Last week, Americans could hardly tear their eyes away from the financial channels as the NASDAQ and Dow Jones fell more than 100 points. It was horrific to watch, as those new to investment watched their retirement or college funds dry up and blow away.

But was the market dive worthy of the attention it received? The answer is a resounding no, and the behavior of Americans last week only supports the idea that most are obsessed with money and are incapable of enjoying the massive wealth they already have.

Perhaps it is the new culture of investment that has precipitated this obsession. A whole new generation, who previously thought investment was out of their means, are buying into American companies. Technology has also enabled the general public to have greater access to the stock market. All that is needed is a computer, an Internet connection and a credit card. Everyone from the CEO to the school janitor now has money in stocks.

Additionally, the baby boom generation that is on the verge of retirement has learned too late that saving more would have been prudent. This generation, which is massive in size and threatens to be long-lived, presents the most significant risk to government programs like Social Security and Medicare. Saving is no longer encouraged in any generation; instead, financial security is thought to come quickly and easily with a click of the mouse and an Ameritrade account.

We all know this simply is not true.

Because of the expansion of the investor class, stock buying came to be accepted as a "sure thing" instead of the gamble that it always was. Losses, which have become more common since the end of last year, have come as a slap in the face to the new generation so used to stocks going up in value.

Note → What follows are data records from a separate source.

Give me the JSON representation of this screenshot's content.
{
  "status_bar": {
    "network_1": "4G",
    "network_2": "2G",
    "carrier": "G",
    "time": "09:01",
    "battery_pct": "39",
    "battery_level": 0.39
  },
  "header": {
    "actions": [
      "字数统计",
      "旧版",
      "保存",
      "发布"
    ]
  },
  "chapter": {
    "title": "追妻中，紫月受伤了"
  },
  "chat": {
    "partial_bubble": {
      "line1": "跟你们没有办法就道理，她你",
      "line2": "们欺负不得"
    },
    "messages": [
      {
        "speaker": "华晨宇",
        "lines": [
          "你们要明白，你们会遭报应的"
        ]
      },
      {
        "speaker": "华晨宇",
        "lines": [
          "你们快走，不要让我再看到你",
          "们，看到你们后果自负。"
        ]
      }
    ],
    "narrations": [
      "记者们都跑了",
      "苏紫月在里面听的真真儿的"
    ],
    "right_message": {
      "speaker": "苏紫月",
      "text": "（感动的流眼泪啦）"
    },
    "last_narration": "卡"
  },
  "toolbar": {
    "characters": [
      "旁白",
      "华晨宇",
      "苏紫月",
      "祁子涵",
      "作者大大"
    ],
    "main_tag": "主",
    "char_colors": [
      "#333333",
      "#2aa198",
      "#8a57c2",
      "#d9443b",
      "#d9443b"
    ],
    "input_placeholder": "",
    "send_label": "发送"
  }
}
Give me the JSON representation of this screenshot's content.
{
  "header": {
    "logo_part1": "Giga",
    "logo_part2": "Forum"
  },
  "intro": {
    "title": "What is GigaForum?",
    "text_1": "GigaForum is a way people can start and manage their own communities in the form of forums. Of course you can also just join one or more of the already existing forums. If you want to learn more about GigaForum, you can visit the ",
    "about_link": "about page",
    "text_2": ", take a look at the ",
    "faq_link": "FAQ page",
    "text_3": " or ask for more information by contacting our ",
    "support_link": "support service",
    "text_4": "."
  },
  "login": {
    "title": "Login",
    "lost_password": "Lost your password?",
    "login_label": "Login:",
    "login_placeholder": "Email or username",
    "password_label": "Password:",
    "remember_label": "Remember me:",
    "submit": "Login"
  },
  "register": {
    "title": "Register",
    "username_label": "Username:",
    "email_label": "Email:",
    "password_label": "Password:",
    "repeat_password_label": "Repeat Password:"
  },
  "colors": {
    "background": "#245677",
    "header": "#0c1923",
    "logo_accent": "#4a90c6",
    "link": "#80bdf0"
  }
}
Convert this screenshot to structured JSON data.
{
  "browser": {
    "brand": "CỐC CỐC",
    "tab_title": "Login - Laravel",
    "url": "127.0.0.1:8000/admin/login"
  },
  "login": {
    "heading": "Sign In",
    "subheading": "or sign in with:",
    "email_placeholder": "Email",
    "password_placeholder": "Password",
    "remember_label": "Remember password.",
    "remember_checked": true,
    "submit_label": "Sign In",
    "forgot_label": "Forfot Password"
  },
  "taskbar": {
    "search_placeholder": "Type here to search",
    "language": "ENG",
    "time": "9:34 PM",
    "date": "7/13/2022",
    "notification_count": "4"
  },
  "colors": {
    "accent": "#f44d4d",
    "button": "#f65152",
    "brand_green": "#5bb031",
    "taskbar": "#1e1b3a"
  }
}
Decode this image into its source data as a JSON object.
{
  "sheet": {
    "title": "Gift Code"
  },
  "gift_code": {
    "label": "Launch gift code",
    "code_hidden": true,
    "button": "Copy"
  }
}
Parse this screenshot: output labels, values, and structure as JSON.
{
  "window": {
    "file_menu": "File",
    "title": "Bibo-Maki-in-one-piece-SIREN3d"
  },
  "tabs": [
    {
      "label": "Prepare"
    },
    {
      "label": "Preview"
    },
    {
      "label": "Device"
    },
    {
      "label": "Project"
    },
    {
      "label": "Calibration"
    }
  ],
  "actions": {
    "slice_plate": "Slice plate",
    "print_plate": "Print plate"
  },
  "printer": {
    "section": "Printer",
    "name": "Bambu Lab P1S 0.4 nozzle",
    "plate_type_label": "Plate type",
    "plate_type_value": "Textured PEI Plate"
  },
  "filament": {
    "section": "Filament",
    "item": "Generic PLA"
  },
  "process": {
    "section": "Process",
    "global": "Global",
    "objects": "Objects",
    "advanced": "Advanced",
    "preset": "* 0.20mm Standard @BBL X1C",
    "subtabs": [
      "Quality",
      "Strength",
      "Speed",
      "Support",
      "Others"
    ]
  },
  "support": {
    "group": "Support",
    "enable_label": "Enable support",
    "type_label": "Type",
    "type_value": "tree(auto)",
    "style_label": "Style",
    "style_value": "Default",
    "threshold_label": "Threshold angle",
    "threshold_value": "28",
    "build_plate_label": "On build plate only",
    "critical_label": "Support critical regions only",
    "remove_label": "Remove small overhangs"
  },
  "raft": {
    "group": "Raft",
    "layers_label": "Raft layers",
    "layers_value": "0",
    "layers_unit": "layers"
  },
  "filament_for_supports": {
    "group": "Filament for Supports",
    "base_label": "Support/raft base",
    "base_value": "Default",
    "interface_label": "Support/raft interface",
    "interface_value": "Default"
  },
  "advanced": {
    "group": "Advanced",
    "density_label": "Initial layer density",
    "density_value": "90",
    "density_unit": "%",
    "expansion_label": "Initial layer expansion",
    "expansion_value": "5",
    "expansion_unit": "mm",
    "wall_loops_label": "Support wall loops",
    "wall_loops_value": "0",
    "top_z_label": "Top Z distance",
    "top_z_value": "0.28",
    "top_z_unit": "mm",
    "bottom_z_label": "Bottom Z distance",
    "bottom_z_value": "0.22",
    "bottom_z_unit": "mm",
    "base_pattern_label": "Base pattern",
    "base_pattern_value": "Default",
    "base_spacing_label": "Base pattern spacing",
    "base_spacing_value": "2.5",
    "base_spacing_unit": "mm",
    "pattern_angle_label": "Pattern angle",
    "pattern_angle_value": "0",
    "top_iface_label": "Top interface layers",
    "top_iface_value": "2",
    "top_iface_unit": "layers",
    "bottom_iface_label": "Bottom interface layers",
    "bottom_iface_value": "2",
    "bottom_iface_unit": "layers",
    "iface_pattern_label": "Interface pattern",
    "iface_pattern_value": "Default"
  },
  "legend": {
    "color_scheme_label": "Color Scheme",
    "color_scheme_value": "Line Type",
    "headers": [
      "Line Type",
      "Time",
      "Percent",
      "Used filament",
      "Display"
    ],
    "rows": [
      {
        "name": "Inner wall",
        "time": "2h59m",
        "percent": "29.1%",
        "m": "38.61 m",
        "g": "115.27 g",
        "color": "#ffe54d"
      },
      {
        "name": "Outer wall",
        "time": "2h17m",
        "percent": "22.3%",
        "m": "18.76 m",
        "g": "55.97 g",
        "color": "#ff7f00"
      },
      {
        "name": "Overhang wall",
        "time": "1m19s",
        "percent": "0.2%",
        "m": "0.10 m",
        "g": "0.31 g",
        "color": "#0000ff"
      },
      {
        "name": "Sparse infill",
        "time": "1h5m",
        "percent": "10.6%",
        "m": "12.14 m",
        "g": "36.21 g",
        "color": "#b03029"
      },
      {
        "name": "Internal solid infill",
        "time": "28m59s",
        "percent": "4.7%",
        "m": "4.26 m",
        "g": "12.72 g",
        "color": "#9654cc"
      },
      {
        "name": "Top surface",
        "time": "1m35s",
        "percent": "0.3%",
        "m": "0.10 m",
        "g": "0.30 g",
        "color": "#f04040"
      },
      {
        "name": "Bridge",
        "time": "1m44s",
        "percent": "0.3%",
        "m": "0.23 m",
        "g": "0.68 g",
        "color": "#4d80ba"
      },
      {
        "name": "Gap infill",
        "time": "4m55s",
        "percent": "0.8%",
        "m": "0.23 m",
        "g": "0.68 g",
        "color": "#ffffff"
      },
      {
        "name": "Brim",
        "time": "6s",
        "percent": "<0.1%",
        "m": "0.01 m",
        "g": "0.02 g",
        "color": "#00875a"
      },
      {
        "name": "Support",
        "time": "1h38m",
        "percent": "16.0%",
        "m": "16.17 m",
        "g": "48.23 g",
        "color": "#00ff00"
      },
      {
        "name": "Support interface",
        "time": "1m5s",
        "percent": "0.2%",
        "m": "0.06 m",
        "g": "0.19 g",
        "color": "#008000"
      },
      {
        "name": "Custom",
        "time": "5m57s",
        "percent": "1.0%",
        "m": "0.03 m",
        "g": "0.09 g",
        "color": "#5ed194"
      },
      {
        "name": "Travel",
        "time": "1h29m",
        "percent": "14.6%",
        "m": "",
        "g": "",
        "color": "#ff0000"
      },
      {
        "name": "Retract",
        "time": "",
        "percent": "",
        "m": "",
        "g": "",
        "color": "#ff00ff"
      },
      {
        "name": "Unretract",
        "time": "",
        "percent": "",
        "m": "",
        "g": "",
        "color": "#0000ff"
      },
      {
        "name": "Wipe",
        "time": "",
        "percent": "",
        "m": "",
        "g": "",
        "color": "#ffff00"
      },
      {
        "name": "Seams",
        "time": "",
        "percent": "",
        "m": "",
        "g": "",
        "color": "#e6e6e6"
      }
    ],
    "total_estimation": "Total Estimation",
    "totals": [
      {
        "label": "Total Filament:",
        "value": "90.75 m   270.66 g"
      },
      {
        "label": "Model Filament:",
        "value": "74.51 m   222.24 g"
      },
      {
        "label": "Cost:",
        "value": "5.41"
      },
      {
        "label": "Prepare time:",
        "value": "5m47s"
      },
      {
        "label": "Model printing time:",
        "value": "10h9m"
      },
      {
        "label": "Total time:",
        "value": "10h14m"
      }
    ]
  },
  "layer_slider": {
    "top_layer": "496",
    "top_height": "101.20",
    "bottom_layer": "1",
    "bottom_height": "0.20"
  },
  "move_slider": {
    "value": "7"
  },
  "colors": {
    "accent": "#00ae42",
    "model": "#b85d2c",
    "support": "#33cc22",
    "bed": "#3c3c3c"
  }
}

While it is comforting in one respect that the act of investment is open to more classes in the country, the massive culture of investment has had detrimental effects. Media is saturated with ads suggesting investment is the way to instant wealth and happiness.

No element of society is safe from this message - even children are urged to buy stock instead of save. Instead of raising the next generation as innocent children, our culture threatens to turn every citizen into a ticker junkie.

Money is not inherently evil. Indeed, it is our country's wealth that enables us to do so many wonderful things, from advanced scientific research to humanitarian relief.

But our culture does not encourage a healthy attitude about money or investment. American children are bombarded with the constant message that making money is more important that being good, and adults put their careers and investment before family in an effort to live out that model.

Good times do not last forever. If our country's entire identity is wrapped up in being fiscally successful, Americans will be unable to withstand morally or ethically bad times.

There needs to be something stronger and more enduring for Americans to believe in than wealth.

You need only to look at the state of American families to see that the money-first model of life is dangerous. American children are more likely to spend time with teachers and day care providers than with their own parents. Divorce happens to more than 50 percent of American marriages.

Last week, which was seen by American media as a crisis, was anything but when compared with the week many other nations had. The British are in the midst of an agricultural disaster, Macedonia threatens to become the next Kosovo and thousands of Africans contracted the AIDS virus.

Americans, blind to the struggles of other human beings, are unable to appreciate how good we really do have it. The ups and downs of the stock market should be expected, but they should not be defined as the ups or downs of our nation. America can be more than just a money-making machine - but only if it shifts its priorities.